ASSIGNED TASK
If a line in the records below holds the word "state", copy it.

DATA
Start of Block
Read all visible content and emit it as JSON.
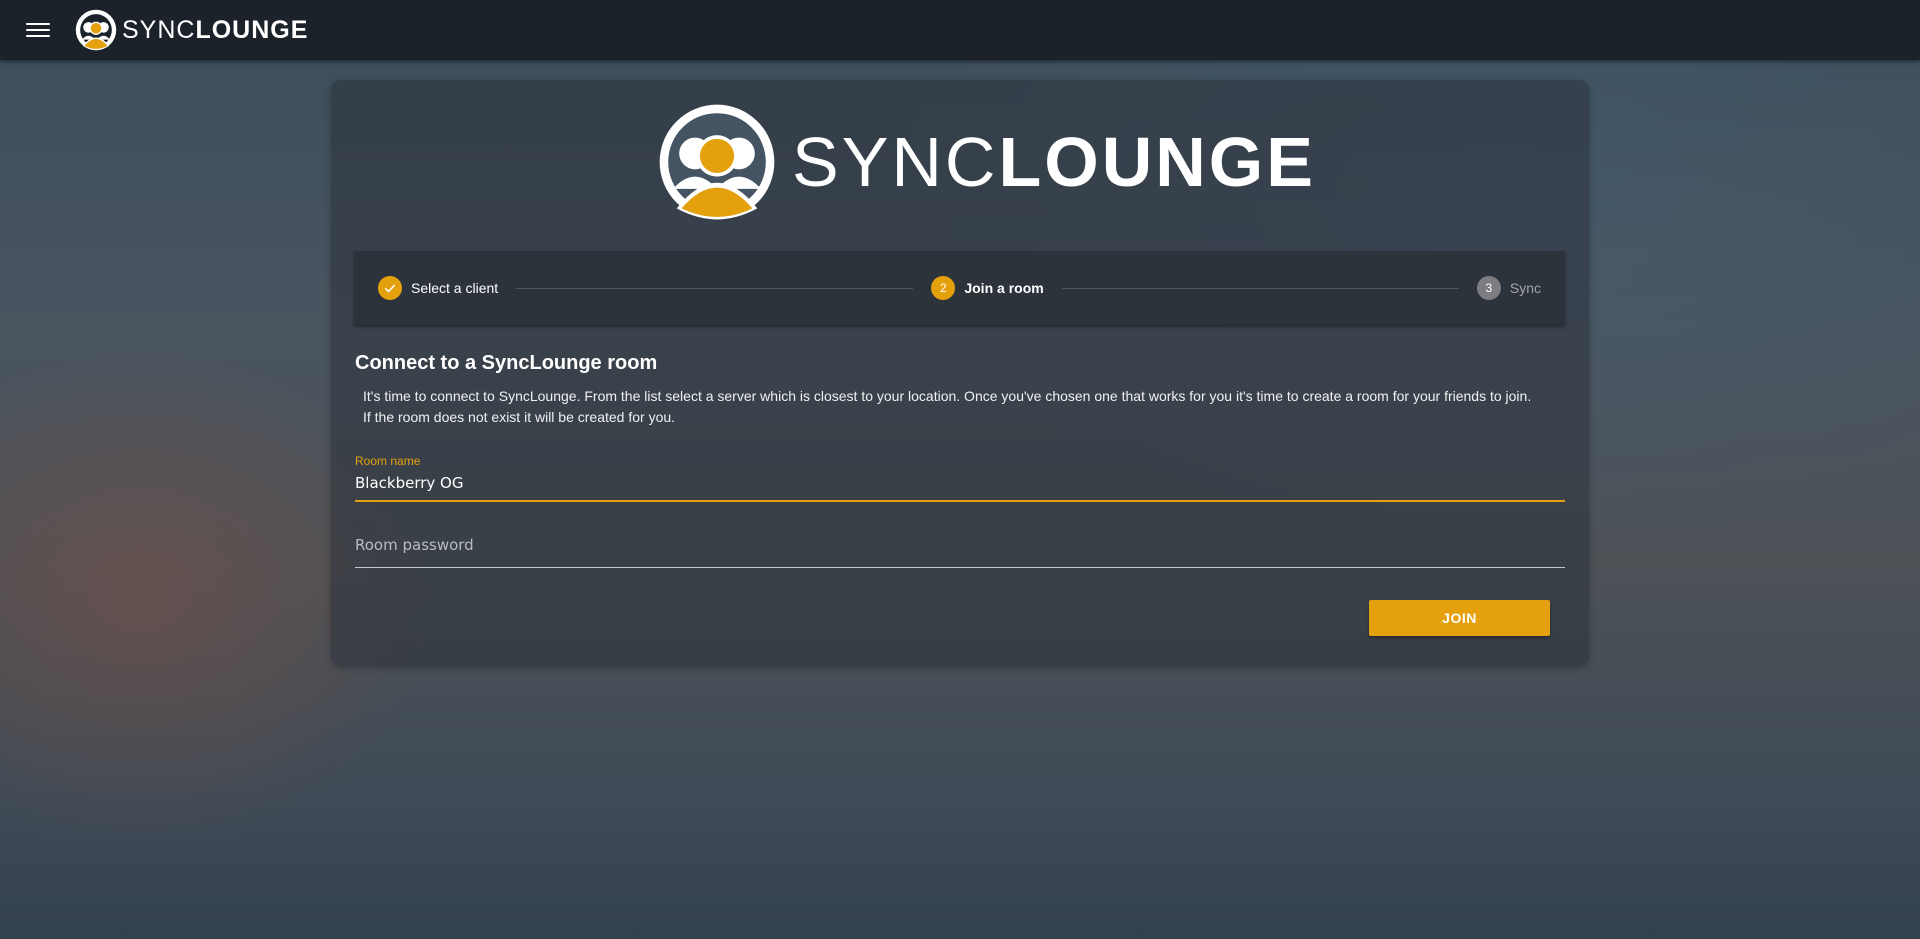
{
  "appbar": {
    "brand_light": "SYNC",
    "brand_bold": "LOUNGE"
  },
  "hero": {
    "brand_light": "SYNC",
    "brand_bold": "LOUNGE"
  },
  "stepper": {
    "steps": [
      {
        "number": "",
        "label": "Select a client",
        "state": "completed"
      },
      {
        "number": "2",
        "label": "Join a room",
        "state": "active"
      },
      {
        "number": "3",
        "label": "Sync",
        "state": "inactive"
      }
    ]
  },
  "main": {
    "title": "Connect to a SyncLounge room",
    "description_line1": "It's time to connect to SyncLounge. From the list select a server which is closest to your location. Once you've chosen one that works for you it's time to create a room for your friends to join.",
    "description_line2": "If the room does not exist it will be created for you."
  },
  "form": {
    "room_name_label": "Room name",
    "room_name_value": "Blackberry OG",
    "room_password_placeholder": "Room password",
    "room_password_value": "",
    "join_label": "JOIN"
  },
  "colors": {
    "accent": "#e5a00d",
    "appbar": "#1c222a",
    "stepper_bg": "#2d333a"
  },
  "icons": [
    "menu-icon",
    "synclounge-logo-icon",
    "check-icon"
  ]
}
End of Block
SOLUTION TO THIS PROBLEM
        "state": "completed"
        "state": "active"
        "state": "inactive"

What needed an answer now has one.